Being uterly bored today, I decided to try WineX to run a few games on my home Fedora Linux Core 2 workstation. WineX is a commercial version ($5 USD) of Wine project produced by Transgaming Technologies. WineX is mostly Wine, plus a few goodies, like better support for DirectX.
It seems that Transgaming Technologies website is partially closed for renovation. Including the part of the store where you can buy WineX. So, I searched the web and found a stripped down version of WineX which works on Fedora Linux and a couple of other distributions. It comes in RPM format, so all the installation and configuration thingy is pretty much minimized.
When I tried to run this and that executable I started to get all sorts of debug and error messages. Brief search on Google also provided me with an answer, which, pretty often, was to go to DLL-Files.com website and download this or that file.
Most of the games I tried ran the installation just fine. Everything was installing pretty nice, but I didn’t succeed in actually playing any game except for Sierra’s Half Life. It was getting stuck every other time after accessing main menu, but when it was working – it was perfect.

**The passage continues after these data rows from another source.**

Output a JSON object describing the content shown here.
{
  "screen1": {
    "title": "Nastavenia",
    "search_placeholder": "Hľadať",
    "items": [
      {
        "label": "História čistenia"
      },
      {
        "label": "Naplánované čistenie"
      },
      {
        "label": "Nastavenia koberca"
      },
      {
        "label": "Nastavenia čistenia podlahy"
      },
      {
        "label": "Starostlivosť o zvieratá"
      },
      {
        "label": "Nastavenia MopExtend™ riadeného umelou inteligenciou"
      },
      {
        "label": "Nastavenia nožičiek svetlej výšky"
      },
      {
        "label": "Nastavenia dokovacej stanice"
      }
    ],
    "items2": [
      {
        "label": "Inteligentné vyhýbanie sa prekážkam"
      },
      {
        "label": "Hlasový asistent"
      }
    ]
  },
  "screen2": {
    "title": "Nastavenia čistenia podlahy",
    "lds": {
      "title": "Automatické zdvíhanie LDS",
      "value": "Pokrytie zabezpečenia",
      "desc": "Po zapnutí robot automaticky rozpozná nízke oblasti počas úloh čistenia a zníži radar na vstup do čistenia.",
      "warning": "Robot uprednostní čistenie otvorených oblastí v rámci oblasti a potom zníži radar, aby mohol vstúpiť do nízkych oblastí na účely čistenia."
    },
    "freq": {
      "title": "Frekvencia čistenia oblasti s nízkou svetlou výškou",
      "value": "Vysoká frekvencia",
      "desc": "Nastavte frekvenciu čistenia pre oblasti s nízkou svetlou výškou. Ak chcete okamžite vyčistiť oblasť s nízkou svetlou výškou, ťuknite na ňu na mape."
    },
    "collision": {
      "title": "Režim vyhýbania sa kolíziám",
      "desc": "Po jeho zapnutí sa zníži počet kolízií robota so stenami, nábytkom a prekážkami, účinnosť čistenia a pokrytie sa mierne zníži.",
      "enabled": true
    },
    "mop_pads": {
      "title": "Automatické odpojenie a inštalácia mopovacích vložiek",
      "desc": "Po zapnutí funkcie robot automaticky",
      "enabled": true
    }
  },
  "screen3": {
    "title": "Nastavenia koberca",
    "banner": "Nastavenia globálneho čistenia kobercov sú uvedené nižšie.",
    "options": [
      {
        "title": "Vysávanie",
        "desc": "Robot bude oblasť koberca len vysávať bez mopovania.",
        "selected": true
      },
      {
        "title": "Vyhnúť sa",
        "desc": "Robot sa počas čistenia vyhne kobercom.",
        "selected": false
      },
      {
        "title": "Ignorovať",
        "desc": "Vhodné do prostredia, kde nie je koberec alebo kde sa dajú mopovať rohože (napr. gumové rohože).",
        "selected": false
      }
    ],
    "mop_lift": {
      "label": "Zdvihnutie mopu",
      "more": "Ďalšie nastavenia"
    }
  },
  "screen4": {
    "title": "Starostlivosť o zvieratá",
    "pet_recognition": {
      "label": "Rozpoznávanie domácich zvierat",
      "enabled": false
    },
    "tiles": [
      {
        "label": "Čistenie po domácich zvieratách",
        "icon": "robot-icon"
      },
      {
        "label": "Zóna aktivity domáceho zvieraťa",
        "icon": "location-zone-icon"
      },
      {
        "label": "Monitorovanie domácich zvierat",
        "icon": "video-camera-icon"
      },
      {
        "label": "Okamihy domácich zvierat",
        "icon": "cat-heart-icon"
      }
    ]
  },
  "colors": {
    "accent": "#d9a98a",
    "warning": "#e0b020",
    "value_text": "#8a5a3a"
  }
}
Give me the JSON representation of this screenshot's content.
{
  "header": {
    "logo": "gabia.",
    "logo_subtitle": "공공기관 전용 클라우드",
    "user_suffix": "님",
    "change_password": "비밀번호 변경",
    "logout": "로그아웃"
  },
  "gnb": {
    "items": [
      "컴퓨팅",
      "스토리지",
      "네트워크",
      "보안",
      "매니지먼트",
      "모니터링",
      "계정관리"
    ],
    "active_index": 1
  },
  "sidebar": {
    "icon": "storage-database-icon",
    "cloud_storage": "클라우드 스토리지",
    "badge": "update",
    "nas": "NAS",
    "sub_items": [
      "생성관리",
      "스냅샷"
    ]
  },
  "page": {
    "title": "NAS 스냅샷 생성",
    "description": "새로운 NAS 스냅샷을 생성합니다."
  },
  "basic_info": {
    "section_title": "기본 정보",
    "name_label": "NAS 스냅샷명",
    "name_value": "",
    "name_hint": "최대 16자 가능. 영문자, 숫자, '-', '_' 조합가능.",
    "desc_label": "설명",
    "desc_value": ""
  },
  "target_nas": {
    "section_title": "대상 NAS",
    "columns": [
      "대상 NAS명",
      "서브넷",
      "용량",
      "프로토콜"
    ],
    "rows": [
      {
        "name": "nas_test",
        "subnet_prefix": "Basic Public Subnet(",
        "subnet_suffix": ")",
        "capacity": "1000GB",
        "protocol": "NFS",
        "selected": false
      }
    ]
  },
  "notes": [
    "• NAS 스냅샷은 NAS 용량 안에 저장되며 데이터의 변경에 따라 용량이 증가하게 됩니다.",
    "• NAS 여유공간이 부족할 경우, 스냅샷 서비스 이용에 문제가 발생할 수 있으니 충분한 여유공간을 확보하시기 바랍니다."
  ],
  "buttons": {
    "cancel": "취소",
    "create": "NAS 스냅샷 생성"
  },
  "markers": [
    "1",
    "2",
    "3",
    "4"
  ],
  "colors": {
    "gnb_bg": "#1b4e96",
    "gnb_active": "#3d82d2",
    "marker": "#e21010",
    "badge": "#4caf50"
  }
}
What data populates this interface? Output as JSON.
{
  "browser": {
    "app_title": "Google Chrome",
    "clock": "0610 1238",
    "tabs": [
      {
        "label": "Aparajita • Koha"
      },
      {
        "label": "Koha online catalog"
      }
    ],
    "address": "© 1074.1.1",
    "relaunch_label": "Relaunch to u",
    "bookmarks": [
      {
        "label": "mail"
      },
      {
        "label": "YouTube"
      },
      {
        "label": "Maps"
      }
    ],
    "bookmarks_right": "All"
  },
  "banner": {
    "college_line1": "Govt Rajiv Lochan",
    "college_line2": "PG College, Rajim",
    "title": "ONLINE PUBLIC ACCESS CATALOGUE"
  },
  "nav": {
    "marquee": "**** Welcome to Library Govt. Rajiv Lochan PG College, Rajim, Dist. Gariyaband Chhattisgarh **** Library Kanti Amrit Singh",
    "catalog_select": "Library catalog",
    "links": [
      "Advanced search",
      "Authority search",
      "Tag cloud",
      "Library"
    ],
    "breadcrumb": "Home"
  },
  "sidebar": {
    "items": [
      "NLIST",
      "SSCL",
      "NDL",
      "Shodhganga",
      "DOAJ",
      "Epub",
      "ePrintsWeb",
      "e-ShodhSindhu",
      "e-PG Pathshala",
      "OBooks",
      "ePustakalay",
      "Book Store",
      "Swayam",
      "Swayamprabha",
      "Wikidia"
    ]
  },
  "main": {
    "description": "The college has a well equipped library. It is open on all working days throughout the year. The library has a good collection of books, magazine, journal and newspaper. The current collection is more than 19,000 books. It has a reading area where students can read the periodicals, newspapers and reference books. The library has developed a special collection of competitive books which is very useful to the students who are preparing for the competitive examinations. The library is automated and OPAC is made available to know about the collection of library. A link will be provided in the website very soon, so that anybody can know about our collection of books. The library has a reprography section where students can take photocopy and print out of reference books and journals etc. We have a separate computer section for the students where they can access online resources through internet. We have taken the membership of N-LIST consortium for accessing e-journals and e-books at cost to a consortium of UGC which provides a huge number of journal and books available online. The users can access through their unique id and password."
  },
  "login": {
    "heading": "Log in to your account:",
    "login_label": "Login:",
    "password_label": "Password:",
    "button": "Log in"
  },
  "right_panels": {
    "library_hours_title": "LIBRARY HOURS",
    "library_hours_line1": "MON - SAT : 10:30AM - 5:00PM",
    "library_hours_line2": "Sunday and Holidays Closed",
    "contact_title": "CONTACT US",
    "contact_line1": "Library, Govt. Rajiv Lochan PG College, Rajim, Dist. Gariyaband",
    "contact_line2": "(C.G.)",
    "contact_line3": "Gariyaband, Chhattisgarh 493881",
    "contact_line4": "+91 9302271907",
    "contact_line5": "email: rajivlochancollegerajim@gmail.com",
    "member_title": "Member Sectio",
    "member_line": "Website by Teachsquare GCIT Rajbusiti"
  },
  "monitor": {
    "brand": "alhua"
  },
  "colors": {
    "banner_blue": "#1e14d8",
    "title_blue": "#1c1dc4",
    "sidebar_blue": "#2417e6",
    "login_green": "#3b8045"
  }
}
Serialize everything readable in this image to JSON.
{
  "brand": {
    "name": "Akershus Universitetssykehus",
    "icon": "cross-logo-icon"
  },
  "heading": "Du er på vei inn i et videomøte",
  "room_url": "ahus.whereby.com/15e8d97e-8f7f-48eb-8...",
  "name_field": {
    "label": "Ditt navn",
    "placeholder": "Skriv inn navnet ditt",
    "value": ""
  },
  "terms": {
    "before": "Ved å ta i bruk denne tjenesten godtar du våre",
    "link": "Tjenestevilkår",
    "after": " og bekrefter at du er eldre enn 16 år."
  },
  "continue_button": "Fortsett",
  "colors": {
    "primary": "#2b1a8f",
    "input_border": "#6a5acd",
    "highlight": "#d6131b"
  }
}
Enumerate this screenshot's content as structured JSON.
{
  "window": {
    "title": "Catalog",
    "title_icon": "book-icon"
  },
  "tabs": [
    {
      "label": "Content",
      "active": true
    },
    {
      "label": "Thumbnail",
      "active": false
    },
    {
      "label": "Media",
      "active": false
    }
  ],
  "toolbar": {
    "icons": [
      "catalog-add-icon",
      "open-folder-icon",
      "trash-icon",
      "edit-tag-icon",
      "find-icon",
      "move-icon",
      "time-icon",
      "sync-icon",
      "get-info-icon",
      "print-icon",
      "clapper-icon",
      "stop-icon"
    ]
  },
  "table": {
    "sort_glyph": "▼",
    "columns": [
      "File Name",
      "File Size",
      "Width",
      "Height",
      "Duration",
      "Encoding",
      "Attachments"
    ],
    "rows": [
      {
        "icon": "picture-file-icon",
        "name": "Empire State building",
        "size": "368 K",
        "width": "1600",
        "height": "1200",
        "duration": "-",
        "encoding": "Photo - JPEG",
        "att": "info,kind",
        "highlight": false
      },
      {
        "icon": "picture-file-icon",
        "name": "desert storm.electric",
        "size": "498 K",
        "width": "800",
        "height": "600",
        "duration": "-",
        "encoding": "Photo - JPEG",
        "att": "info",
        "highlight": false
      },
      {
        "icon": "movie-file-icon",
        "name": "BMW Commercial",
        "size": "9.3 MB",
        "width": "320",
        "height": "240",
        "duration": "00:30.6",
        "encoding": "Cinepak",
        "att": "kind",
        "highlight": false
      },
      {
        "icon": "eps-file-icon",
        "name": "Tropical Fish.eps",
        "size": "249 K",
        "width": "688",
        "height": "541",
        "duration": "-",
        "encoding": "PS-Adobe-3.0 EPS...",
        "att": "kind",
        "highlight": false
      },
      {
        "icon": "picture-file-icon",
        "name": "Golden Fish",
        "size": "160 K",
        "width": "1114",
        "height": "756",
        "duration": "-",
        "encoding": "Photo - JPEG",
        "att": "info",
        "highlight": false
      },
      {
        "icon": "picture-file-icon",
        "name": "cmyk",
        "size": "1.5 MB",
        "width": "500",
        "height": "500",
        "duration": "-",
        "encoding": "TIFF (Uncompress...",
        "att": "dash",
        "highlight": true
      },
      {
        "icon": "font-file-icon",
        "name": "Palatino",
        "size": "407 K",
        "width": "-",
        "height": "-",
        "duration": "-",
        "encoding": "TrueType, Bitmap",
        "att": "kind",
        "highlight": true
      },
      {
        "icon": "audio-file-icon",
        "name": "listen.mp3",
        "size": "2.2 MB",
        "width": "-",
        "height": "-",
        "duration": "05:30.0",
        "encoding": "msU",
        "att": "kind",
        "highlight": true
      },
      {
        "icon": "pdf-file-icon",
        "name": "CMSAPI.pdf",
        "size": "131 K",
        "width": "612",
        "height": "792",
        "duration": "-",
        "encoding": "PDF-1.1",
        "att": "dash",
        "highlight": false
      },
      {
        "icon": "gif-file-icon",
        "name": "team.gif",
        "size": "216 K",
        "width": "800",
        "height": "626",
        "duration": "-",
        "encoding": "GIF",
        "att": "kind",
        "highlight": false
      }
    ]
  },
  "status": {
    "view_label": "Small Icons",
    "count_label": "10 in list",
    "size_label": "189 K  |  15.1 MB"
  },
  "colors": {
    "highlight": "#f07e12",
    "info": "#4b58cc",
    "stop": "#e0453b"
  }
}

Age of Empires II, Sims, Singles, Colin McRae, Midtown Madness, and a couple of others – all refused to work, reporting problems about unhandled exceptions.
It seems that some people do succeed in playing some of the games I failed, but I am certainly not alone. Overall, I think that the progress is very noticable. Last time I tried Wine/WineX I could only install Counter Strike at best. I have no idea if the commercial versino of WineX is any better, but judging from the impressive list of supported games it must be.
I will try it again later and probably will pay my $5 USD. These guys are doing a great job and they need all the support they can get. Meanwhile, I am back to Quake III Arena and a whole bunch of Linux games.